--- INPUT MATERIAL Enclosed Below ---

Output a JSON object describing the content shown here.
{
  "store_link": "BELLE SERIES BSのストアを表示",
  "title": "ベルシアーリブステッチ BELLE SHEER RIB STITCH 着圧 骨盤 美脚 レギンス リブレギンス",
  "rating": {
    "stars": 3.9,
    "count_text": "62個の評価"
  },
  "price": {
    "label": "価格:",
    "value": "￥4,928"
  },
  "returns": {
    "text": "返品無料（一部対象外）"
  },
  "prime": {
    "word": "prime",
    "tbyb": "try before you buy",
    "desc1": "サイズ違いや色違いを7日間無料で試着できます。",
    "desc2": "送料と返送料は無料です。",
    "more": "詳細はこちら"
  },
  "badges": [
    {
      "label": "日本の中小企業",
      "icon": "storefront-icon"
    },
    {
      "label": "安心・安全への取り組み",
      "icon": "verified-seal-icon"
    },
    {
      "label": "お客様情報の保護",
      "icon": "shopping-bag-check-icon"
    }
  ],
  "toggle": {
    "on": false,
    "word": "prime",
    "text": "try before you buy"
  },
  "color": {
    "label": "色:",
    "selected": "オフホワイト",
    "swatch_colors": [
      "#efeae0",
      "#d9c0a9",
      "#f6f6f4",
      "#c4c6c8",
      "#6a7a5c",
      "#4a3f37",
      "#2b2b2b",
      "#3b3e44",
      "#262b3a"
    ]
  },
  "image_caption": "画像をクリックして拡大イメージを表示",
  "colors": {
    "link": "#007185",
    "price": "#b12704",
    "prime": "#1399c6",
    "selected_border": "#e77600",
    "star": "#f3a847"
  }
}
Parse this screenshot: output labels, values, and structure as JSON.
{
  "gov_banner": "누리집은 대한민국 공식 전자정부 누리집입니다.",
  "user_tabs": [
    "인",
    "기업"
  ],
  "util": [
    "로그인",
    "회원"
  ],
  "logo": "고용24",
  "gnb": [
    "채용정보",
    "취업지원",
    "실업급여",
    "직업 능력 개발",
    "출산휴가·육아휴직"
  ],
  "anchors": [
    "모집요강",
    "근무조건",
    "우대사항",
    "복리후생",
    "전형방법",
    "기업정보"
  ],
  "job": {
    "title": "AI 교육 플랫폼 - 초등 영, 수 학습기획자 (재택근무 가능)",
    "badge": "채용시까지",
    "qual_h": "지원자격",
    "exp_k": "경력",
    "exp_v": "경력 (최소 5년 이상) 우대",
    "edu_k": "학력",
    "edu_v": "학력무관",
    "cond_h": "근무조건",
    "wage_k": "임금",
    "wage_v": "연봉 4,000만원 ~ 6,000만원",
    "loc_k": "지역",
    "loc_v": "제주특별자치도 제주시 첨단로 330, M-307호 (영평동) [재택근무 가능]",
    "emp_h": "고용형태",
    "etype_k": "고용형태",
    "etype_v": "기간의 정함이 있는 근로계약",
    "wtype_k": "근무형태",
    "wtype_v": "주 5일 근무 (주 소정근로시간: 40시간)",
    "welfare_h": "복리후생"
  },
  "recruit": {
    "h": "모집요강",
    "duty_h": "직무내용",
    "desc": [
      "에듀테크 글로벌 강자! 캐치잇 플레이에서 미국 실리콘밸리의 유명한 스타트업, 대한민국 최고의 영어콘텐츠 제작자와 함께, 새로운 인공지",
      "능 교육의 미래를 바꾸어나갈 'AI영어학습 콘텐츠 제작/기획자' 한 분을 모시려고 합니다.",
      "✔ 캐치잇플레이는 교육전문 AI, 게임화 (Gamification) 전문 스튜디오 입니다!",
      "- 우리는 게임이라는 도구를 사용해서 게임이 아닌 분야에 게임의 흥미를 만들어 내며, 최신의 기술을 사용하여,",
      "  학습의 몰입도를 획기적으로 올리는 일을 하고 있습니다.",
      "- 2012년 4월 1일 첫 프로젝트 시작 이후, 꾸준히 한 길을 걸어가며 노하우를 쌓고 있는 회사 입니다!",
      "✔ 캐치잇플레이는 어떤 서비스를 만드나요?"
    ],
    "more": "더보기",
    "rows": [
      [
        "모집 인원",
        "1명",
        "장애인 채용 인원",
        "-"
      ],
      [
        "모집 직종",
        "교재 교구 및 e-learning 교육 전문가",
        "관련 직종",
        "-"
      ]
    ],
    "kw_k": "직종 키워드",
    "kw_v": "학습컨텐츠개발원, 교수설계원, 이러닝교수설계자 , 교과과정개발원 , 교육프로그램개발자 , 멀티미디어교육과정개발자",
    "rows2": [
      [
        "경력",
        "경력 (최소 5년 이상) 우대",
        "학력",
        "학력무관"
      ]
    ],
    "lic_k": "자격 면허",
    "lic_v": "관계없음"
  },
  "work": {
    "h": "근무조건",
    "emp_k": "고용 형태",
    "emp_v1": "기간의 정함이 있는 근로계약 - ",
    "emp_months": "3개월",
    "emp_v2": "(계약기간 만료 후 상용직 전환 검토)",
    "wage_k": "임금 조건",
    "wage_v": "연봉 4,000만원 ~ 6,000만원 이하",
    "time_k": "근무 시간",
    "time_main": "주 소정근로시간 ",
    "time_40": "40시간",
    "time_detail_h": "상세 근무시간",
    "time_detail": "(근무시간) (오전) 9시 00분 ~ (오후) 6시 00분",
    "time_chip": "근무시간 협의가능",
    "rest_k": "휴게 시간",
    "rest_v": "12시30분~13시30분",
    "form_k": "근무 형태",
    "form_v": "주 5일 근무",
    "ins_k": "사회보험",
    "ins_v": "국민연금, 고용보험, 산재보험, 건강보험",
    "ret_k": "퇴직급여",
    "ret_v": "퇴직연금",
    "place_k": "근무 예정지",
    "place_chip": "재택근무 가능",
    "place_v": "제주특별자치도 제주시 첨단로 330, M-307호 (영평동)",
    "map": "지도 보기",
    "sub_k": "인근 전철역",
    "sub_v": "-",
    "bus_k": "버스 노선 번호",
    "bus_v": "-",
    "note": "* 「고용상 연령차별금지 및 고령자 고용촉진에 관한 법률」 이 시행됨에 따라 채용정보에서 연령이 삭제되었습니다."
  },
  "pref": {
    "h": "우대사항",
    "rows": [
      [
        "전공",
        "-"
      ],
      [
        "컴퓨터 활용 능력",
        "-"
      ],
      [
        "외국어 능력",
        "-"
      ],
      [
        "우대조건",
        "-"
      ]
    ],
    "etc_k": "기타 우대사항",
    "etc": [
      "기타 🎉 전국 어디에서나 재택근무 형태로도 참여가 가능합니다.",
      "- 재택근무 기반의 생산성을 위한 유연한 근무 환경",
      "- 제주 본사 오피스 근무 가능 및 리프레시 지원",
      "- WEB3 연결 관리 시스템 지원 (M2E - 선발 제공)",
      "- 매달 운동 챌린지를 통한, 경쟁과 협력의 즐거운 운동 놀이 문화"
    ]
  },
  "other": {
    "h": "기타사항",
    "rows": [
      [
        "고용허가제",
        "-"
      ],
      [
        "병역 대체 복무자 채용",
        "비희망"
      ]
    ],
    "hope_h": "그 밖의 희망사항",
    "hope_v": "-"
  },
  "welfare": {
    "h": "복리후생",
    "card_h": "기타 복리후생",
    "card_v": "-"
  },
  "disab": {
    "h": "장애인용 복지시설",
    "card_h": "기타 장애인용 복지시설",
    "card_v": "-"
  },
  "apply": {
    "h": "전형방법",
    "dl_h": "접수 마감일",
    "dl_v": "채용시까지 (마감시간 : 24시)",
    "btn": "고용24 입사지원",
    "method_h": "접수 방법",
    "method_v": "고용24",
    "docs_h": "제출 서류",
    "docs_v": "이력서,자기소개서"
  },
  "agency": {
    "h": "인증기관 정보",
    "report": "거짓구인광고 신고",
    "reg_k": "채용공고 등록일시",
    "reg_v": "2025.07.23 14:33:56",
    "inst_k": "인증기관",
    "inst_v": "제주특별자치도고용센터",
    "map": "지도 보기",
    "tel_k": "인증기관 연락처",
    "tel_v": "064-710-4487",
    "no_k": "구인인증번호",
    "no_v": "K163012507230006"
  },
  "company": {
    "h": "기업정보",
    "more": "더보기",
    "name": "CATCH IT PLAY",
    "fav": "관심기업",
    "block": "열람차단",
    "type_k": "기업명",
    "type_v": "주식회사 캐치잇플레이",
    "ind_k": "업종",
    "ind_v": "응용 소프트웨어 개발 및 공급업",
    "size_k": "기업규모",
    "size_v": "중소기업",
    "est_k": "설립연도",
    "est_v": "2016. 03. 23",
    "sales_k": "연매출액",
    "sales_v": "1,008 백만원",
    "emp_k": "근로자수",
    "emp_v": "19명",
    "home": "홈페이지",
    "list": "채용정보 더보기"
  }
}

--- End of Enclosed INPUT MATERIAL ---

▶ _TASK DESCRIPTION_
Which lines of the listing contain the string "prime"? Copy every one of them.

▶ _OUTPUT FOR THIS TASK_
  "prime": {
    "word": "prime",
    "word": "prime",
    "prime": "#1399c6",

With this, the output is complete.